* _INPUT RECORDS_
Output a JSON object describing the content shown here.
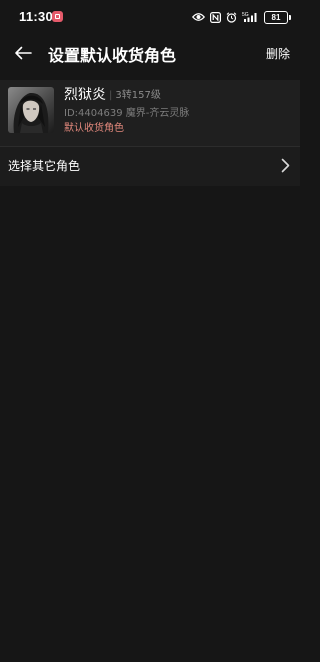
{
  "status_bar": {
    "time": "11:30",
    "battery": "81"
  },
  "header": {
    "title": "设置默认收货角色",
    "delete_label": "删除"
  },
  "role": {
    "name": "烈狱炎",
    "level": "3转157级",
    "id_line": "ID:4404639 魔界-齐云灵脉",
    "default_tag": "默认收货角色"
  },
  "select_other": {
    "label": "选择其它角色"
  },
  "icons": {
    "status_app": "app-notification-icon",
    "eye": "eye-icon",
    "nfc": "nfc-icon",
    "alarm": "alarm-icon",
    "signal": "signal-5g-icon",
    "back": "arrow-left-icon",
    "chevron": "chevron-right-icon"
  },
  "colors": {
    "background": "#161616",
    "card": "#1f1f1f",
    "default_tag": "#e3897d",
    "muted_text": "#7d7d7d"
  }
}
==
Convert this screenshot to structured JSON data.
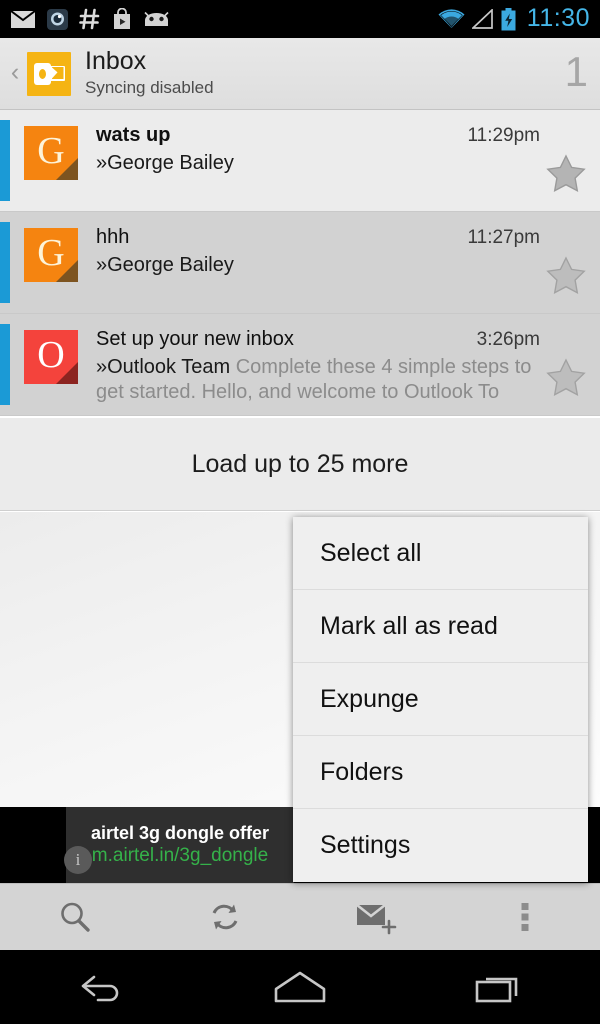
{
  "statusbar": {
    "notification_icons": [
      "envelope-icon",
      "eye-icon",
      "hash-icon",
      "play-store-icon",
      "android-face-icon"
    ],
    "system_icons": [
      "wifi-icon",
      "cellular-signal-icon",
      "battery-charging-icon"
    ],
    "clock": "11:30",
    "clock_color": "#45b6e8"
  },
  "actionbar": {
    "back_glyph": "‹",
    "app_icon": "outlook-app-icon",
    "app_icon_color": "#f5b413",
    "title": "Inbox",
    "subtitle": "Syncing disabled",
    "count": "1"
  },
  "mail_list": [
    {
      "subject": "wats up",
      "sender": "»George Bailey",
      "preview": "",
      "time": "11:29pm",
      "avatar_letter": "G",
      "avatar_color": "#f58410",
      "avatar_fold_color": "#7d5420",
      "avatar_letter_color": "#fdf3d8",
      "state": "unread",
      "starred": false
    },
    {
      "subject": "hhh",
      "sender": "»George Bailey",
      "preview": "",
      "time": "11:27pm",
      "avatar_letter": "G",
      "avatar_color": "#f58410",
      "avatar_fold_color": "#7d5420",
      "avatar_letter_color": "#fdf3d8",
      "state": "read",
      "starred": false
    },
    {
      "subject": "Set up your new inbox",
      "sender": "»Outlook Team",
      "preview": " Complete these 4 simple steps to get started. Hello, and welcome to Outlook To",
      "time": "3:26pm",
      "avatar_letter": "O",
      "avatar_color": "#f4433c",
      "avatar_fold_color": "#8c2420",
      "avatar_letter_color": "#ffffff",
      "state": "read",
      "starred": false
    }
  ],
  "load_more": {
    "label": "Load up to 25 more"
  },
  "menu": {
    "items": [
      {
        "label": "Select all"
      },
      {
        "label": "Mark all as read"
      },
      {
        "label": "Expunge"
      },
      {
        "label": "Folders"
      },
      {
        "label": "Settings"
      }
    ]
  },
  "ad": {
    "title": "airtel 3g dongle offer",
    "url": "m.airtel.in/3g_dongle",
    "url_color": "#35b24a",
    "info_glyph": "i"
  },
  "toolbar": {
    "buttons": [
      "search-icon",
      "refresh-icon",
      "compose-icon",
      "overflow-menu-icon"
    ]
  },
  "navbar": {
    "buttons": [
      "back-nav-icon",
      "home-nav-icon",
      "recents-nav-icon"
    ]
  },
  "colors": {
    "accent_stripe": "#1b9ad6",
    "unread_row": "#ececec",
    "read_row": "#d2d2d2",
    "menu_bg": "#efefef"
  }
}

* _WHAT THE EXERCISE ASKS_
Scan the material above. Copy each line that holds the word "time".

* _TASK SOLUTION_
    "time": "11:30",
      "time": "11:29pm",
      "time": "11:27pm",
      "time": "3:26pm",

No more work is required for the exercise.